Your task: Within this listing, how many lines carry the string "that"? State the number only.

Exercise data:
- - - - -

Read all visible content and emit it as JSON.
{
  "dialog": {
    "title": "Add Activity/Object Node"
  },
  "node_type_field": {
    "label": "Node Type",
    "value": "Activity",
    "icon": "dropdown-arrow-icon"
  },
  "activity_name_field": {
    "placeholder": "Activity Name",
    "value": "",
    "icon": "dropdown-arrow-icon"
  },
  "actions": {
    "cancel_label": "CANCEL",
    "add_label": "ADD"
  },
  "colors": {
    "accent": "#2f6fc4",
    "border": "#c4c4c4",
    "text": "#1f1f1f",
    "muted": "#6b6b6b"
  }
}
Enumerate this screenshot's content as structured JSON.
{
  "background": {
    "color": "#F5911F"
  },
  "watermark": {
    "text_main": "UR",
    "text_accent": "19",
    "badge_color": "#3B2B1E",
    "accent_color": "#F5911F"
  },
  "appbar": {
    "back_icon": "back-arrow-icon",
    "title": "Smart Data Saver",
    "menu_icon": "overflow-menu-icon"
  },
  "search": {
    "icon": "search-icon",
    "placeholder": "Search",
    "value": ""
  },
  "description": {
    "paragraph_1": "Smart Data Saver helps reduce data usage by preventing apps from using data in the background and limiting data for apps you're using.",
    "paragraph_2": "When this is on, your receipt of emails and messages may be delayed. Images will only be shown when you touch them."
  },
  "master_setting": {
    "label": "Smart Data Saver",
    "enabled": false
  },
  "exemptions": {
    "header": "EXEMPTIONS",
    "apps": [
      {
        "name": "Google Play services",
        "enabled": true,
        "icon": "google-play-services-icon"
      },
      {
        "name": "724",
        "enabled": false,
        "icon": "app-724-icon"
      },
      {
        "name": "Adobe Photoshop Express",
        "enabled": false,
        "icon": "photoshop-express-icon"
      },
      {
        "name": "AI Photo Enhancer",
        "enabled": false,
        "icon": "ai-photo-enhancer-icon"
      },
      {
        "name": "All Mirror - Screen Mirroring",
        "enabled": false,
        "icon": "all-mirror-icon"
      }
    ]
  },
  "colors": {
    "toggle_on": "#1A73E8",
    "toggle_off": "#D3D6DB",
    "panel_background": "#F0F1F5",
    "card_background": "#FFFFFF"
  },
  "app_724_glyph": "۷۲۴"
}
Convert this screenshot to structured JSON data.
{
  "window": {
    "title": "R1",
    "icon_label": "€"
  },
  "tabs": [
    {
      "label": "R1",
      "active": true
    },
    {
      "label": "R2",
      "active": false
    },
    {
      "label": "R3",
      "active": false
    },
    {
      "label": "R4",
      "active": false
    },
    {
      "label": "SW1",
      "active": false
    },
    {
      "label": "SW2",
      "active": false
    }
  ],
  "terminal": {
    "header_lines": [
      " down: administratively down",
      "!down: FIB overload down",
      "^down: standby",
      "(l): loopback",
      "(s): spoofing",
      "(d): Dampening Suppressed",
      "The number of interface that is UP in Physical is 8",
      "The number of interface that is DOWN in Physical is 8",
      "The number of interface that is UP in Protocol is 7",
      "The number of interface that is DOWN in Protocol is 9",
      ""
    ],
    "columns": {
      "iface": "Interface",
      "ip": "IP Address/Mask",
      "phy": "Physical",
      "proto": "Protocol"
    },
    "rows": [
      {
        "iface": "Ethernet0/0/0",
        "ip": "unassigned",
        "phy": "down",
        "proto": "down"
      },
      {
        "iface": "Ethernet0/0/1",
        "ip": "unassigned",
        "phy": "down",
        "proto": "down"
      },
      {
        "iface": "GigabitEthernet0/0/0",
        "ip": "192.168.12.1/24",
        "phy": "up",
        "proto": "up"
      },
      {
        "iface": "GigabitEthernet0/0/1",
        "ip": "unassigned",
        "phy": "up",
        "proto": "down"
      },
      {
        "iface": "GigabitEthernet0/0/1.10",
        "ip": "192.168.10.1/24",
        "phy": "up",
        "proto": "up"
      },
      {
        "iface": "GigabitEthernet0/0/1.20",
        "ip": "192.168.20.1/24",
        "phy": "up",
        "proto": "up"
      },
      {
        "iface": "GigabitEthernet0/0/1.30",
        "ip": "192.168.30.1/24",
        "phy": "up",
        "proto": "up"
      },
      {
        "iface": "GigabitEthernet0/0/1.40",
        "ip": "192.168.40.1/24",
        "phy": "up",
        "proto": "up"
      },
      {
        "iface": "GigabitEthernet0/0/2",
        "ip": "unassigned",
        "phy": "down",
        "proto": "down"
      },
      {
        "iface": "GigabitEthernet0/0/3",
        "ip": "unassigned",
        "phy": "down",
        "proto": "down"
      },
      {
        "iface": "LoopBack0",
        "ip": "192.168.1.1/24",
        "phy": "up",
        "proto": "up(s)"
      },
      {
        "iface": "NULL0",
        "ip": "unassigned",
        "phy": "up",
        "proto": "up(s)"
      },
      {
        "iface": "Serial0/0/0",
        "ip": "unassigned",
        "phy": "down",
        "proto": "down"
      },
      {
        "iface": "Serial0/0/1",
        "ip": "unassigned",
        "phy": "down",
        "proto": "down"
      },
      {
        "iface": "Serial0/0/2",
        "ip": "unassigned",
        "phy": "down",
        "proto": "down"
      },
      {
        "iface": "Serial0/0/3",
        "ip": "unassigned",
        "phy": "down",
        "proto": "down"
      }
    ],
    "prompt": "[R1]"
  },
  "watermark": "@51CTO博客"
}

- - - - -

Expected answer: 4